We predicted moderate rent increases for April, and that trend is still evident. It is interesting to note, however, that these rising apartment rental rates are still at the top of our guidance ranges.
Cities with top ten rent one-bedroom increases charged ahead at almost double the percentage moves of the top ten municipalities with declining one-bedroom rents. Let’s get into it and see how things look.
One-bedroom units reported a move from a median $1,050 in March to $1,063 in April. For the year, one-bedroom apartments have already surged 2.71 percent.
Holding onto the number one spot was Little Rock, AK, moving a torrid 8.8 percent to $745 from March’s $685. This definitely takes Little Rock off of our cheap places to live in the U.S. list. The second through sixth spots were tightly bunched as Grand rapids, MI, Durham, NC, Norfolk, VA and Columbus, OH all showed increases in the 7.1 to 7.5 percent range.
Fresno, CA and Motor City Detroit, MI showed respective increases of 6.3 and 6.0 percent and Dallas, TX and Omaha, NE finished off our top ten gainer list with rent increases from 5.3 to 5.6 percent.
While Boulder, CO led the losers list, its decrease was a very moderate 4.1 percent as its April median one-bedroom rent fell to $1,831 to a still pricey $1,756. Minneapolis, MN seems to have shrugged off the recent rugged winter with only a 3.2 percent loss and recent gainer Milwaukee, WI fell 3.1 percent back to reality.
Charleston, SC and Colorado Springs both lost 2.4 percent, and the cities in sixth through ninth place in the loser’s bracket — Los Angeles, CA, Bakersfield, CA, Fort Lauderdale, Fl and St. Paul, MN — only lost 1.4 to 1.7 percent. Berkeley, CA fell an insignificant 0.9 percent, but still managed to remain amazingly expensive at $3,002.
State (& D.C.) Winner
Washington, D.C. surpassed Massachusetts with the highest state average rent price climbing just a dollar to $2,468. Allowing D.C. to take the number one spot was Massachusetts, as that state posted a large $193 April one-bedroom average decline.
Like last month, two-bedroom units have almost doubled the gain of their one-bedroom cousins as they moved from $1,311 to $1,325 in April, boasting a healthy 4.08 yearly percentage gain.
Jacksonville, FL, at $1,129 moved 7.7 percent to claim the number on spot. Buffalo, NY was not far behind, as that snow capital increased 7.1 percent but stayed under $1,000 at $951.
Wilmington, DE was squarely alone in third place as it posted a 6.8 percent rise.
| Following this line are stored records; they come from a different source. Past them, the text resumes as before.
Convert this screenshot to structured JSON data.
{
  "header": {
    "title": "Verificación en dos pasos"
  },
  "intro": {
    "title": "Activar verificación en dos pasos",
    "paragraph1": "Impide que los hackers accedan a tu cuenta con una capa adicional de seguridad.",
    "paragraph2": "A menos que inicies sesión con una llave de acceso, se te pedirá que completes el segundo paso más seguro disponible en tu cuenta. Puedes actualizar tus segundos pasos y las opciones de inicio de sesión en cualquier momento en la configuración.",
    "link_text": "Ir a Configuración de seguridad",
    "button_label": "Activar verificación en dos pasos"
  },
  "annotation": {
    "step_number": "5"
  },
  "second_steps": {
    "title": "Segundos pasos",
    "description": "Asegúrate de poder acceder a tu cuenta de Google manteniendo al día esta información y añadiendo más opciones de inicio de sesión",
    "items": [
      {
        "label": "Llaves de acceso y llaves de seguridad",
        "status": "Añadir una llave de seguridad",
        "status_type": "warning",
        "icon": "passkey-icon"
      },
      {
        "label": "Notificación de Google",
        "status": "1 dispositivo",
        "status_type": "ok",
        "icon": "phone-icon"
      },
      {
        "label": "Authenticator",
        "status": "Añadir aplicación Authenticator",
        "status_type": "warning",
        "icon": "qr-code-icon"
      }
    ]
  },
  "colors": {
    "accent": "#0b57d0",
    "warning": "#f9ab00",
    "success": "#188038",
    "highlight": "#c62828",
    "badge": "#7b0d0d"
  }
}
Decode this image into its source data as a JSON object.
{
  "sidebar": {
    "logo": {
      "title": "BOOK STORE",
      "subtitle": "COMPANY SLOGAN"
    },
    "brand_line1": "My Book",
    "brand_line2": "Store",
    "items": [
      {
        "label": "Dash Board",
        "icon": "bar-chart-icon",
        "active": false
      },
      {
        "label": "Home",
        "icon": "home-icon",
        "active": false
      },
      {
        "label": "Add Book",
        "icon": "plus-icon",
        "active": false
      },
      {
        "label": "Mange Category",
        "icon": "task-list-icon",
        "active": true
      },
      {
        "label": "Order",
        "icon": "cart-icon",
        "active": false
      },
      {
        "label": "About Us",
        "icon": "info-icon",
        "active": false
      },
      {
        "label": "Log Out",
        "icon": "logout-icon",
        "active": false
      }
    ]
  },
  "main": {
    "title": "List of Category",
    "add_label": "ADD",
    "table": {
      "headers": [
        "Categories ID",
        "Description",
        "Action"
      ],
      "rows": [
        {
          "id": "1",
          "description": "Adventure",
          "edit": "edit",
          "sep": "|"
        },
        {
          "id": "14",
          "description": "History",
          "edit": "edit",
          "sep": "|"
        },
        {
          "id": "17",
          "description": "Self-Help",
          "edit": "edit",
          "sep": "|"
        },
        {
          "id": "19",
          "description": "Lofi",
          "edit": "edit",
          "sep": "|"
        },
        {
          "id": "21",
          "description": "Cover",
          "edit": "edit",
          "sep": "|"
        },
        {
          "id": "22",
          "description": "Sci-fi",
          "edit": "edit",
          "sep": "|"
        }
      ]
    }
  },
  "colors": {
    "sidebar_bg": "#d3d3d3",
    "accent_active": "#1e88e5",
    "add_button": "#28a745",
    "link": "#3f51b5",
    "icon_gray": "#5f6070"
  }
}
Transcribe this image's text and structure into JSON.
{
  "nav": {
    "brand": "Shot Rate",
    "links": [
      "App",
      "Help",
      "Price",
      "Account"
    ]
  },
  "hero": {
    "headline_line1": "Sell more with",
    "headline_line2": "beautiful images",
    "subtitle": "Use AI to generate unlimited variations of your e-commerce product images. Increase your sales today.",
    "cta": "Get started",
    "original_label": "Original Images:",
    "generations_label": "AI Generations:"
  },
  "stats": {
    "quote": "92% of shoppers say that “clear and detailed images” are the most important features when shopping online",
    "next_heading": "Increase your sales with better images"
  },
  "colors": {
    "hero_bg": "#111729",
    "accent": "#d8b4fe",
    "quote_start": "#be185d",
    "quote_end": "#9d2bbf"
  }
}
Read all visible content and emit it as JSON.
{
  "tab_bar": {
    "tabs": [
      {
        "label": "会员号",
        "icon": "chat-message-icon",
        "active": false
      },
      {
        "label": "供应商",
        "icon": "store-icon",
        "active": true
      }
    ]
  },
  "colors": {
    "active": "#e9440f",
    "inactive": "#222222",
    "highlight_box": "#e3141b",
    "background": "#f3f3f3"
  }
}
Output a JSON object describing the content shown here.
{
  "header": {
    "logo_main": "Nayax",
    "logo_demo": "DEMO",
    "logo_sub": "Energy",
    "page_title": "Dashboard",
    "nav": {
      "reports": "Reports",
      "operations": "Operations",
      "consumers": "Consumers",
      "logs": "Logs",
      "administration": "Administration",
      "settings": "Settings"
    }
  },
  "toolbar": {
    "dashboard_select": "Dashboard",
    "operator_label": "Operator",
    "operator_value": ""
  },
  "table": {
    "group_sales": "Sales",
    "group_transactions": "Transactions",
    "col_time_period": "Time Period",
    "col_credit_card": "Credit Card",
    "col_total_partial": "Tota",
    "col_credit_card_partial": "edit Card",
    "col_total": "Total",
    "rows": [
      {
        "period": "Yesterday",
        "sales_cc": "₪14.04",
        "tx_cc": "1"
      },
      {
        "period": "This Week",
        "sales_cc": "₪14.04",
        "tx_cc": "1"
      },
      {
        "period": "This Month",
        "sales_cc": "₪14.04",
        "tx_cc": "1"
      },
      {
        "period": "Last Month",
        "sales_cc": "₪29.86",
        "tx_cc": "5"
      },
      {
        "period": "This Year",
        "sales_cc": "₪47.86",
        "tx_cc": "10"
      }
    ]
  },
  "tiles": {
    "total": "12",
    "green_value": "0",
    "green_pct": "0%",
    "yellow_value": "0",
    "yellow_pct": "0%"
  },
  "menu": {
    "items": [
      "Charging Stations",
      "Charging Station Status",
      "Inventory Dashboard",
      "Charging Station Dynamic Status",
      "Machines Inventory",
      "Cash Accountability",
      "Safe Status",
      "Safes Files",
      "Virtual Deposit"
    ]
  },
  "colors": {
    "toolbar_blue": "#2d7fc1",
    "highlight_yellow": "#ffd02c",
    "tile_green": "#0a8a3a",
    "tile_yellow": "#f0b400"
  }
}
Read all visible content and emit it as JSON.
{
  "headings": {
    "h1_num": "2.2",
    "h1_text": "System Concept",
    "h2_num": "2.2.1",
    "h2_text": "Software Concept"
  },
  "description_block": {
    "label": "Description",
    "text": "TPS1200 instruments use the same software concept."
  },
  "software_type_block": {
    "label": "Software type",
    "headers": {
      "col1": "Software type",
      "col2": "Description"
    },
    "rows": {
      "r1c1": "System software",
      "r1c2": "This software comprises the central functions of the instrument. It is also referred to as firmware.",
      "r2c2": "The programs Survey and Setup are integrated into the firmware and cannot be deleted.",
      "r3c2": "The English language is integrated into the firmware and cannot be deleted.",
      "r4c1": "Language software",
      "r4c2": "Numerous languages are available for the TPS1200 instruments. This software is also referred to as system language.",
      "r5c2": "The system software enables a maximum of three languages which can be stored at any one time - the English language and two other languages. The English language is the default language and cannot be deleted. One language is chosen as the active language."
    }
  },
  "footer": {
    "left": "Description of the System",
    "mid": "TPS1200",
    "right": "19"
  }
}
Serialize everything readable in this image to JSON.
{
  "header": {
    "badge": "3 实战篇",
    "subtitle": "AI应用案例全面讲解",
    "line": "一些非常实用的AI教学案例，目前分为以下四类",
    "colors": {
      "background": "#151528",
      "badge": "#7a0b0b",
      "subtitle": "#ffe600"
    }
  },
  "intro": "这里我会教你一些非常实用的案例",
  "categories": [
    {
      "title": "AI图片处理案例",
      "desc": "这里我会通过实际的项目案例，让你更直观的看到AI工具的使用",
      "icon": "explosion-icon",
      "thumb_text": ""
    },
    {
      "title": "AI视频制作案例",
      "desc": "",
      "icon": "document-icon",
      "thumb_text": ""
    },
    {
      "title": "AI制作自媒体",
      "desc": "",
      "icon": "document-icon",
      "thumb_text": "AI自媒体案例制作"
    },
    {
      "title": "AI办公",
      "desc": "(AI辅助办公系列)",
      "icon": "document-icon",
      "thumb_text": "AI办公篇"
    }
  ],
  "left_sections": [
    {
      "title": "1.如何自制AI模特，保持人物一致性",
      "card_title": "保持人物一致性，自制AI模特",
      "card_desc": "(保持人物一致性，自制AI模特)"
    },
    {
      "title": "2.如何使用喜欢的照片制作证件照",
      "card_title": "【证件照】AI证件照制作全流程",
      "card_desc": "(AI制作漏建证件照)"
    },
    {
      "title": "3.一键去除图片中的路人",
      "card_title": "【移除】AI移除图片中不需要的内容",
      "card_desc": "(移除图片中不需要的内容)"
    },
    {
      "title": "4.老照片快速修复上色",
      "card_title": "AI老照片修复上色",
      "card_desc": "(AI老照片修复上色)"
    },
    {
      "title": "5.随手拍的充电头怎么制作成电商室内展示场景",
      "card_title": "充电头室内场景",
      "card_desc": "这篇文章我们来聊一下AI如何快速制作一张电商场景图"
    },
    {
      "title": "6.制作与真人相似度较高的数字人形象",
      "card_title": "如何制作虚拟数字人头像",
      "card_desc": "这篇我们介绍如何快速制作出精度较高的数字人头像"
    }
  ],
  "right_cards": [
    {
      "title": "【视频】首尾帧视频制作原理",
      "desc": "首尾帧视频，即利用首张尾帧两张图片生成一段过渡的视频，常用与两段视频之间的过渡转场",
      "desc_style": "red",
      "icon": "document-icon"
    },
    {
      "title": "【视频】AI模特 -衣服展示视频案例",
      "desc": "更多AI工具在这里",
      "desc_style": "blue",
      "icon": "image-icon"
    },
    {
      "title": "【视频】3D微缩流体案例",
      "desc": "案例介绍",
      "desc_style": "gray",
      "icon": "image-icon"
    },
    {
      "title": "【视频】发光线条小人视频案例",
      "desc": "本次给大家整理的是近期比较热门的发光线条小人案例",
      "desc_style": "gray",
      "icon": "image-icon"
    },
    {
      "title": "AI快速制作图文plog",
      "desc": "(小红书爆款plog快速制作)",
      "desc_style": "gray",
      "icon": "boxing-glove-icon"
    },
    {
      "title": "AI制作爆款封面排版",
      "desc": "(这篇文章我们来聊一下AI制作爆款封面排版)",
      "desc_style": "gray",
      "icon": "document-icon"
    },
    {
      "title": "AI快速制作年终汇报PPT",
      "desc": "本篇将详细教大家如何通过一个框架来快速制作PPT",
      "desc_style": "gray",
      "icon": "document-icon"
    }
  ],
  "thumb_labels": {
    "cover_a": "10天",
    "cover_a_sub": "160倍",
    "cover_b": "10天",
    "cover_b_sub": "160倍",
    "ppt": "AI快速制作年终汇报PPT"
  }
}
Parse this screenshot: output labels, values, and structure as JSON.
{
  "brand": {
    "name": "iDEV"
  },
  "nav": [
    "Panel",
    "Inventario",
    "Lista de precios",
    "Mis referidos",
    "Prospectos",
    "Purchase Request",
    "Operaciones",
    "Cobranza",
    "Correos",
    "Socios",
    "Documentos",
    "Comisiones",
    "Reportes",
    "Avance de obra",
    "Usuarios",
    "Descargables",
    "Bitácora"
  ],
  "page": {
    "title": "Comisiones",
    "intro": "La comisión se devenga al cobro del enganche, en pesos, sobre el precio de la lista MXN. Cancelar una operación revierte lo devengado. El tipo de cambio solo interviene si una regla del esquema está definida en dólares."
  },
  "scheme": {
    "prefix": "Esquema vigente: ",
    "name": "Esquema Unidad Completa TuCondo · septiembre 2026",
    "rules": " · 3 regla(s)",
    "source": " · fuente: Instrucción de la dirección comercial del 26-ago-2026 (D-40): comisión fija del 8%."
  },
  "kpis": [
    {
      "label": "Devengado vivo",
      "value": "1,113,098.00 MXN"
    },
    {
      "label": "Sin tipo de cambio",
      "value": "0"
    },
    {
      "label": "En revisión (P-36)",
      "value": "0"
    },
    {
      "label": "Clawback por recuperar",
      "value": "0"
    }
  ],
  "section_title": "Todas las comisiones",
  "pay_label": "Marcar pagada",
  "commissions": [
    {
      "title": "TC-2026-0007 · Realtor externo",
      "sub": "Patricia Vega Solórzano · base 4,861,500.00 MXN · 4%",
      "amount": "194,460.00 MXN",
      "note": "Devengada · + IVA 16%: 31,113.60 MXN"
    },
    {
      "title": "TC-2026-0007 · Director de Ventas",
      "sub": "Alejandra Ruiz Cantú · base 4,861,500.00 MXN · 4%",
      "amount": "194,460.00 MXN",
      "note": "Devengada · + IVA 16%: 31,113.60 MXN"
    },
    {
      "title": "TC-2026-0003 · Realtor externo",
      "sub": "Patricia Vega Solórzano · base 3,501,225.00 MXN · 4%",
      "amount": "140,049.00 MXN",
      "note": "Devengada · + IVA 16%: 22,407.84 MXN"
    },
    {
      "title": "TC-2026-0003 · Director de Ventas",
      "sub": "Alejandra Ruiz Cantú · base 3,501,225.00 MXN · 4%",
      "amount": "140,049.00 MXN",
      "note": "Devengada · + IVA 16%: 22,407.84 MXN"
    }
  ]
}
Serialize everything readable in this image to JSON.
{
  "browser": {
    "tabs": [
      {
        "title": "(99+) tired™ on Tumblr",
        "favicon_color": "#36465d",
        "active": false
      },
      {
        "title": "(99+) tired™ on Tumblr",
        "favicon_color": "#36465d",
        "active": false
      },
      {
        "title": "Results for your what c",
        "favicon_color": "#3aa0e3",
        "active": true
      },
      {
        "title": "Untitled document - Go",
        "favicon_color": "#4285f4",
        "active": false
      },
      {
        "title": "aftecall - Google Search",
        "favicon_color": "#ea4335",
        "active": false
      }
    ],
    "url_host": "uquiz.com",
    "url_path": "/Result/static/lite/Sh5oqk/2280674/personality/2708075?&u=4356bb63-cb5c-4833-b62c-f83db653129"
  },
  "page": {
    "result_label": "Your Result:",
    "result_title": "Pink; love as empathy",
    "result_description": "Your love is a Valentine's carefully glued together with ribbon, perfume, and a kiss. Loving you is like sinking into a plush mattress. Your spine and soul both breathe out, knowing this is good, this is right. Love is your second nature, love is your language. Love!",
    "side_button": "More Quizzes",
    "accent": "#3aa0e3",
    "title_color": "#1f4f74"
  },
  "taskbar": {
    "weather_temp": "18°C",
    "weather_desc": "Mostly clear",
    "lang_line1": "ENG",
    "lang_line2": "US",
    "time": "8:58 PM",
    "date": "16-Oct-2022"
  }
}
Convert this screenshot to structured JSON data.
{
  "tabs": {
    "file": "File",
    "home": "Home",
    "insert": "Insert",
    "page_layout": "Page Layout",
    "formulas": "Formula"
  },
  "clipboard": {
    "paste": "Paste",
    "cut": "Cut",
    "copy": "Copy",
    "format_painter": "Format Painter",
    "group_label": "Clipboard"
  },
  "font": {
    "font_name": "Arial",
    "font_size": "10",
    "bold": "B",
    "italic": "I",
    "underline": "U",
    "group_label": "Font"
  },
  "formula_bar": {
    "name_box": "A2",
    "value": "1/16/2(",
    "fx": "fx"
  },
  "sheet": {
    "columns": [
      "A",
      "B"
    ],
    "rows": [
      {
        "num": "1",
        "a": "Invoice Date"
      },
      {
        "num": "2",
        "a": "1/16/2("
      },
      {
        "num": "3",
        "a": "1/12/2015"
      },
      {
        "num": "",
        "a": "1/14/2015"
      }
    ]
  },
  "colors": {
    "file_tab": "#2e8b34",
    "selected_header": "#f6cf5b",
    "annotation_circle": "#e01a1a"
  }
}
Springfield, MO and Tulsa, OK both rose about 5.1 percent, and Charleston, SC and Omaha, NE gained 4.7 and 4.1 percent respectively. St. Paul, MN, Portland, OR and Tempe, AZ claimed the last three gainer spots with increases in the upper 3 percent range.
Scottsdale, AZ was the biggest loser with a staggering 10.6 percent drop to $2,466 from $2,758 in March. Athens, GA fell 6.8 percent, and Colorado Springs, CO and Gainesville, FL decreased in the mid-four percent range.
Milwaukee, WI claimed loser spot number five with a 3.2 percent loss with The Big Easy, New Orleans, LA showing a similar 3.1 percent drop. Both Toledo, OH and Santa Ana, CA fell about 2.3 percent, and Boulder, CO and used-to-be Title Town U.S.A., Green Bay, WI, lost 1.5 and 1.3 percent respectively.
Recap & What’s Next?
The stock market had a mini-scare as an important T-bond yield curve inverted, but oil prices reached $60 per barrel, and world geo-political tensions seemed to stay flat. With the Mueller Report looking like a non-event along with a reasonable Fed that doesn’t seem inclined to raise rates, we’re looking at stable economic conditions that should keep the upward rent trend viable.
As usual, stay tuned since rapid economic changes can translate into a quickly altered national rent picture.
For press inquiries, please contact Sam Radbil.
Each month, using over 1 million ABODO listings across the United States, we calculate the median 1-bedroom and 2-bedroom rent prices by city, state, and nation, and track the month-over-month percent change. To avoid small sample sizes, we restrict the analysis for our reports to cities meeting minimum population and property count thresholds.